PROMPT: Look through the data below and return each line where "Select" appears.

DATA SUPPLIED:
########
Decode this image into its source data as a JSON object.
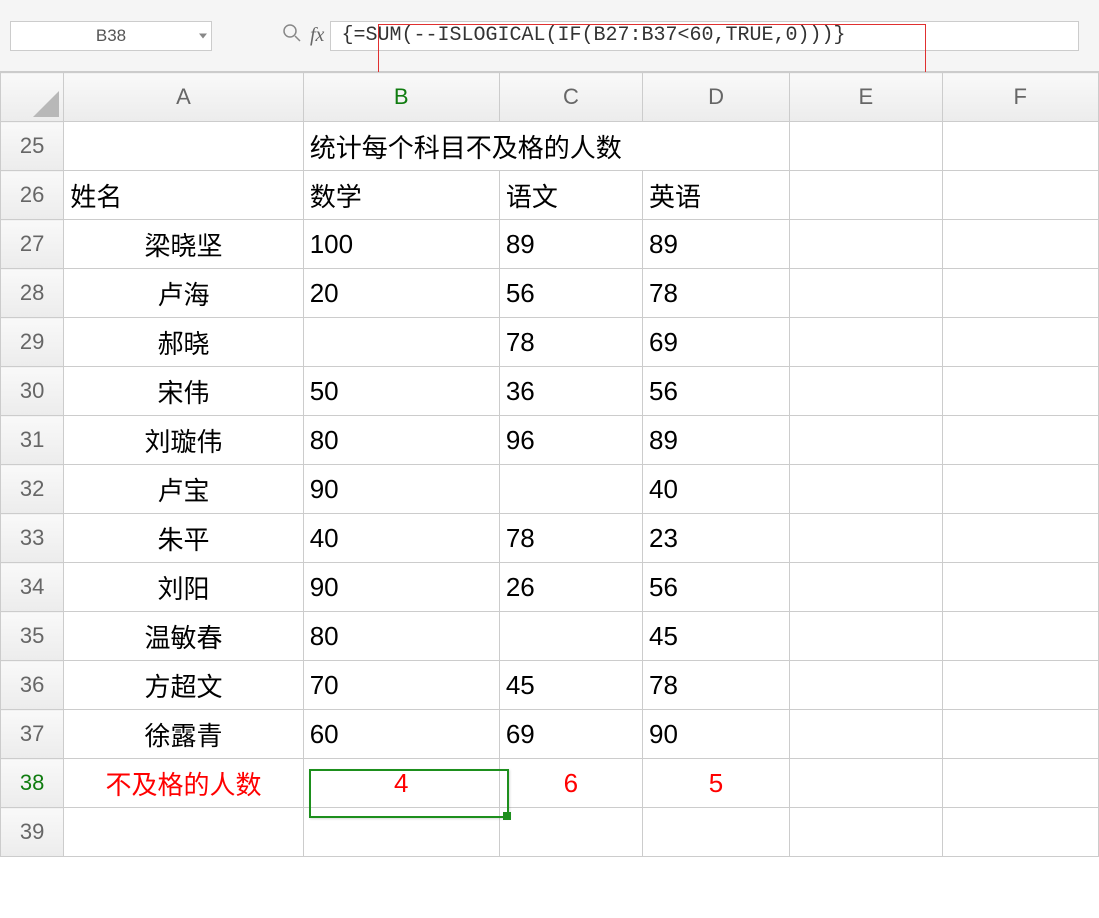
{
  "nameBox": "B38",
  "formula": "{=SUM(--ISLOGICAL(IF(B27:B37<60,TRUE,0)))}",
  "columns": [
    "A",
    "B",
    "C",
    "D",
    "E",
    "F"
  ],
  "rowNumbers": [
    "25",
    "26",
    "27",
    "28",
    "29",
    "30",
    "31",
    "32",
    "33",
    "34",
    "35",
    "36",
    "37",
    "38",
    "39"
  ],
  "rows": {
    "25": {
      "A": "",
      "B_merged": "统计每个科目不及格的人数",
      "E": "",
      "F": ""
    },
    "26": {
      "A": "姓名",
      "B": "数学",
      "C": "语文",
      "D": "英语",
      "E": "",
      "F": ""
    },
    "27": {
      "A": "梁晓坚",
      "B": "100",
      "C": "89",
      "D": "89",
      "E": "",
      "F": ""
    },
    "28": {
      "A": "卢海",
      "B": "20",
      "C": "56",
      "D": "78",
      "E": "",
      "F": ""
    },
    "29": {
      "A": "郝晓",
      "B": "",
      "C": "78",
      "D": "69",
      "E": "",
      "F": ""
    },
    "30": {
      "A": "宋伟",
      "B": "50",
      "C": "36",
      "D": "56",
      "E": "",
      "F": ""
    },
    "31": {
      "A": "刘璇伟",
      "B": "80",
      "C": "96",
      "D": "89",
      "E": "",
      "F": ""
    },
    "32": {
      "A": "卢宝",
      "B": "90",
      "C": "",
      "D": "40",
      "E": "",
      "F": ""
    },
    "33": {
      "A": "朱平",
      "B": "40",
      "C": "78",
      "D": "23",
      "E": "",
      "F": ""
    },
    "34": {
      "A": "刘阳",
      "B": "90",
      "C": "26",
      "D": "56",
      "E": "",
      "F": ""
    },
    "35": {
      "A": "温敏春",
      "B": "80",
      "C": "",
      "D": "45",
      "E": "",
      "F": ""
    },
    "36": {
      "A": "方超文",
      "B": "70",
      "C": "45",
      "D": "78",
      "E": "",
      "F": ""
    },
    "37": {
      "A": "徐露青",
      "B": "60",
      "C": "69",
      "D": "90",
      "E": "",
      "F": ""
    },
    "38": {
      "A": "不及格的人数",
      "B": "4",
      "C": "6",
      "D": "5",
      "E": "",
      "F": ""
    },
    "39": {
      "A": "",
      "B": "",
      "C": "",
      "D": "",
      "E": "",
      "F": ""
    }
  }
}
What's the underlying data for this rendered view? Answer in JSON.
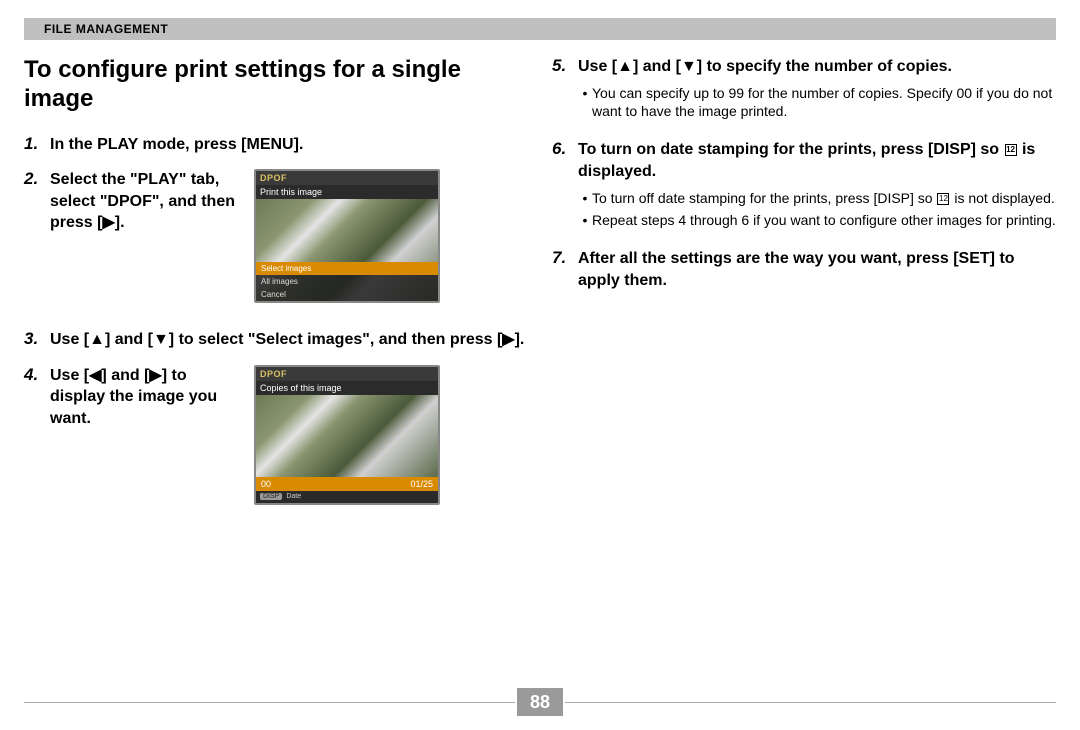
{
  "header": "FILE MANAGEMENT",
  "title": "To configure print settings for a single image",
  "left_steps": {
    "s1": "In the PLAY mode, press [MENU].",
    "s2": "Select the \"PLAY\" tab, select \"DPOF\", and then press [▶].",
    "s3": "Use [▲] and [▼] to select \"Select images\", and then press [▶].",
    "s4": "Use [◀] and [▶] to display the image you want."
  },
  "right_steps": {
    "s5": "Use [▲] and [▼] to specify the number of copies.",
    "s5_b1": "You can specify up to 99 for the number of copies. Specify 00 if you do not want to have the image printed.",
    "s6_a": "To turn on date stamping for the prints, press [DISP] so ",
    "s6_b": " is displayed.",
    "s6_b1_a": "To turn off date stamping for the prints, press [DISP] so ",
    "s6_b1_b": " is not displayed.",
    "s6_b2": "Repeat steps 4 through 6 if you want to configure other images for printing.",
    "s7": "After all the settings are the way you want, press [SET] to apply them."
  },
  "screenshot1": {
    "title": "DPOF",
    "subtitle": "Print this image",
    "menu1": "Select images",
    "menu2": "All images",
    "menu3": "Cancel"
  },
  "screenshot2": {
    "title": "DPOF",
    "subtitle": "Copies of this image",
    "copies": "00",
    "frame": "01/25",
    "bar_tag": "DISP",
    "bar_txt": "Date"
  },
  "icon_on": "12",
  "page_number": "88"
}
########
RESPONSE FOR THIS EXERCISE:
    "s2": "Select the \"PLAY\" tab, select \"DPOF\", and then press [▶].",
    "s3": "Use [▲] and [▼] to select \"Select images\", and then press [▶].",
    "menu1": "Select images",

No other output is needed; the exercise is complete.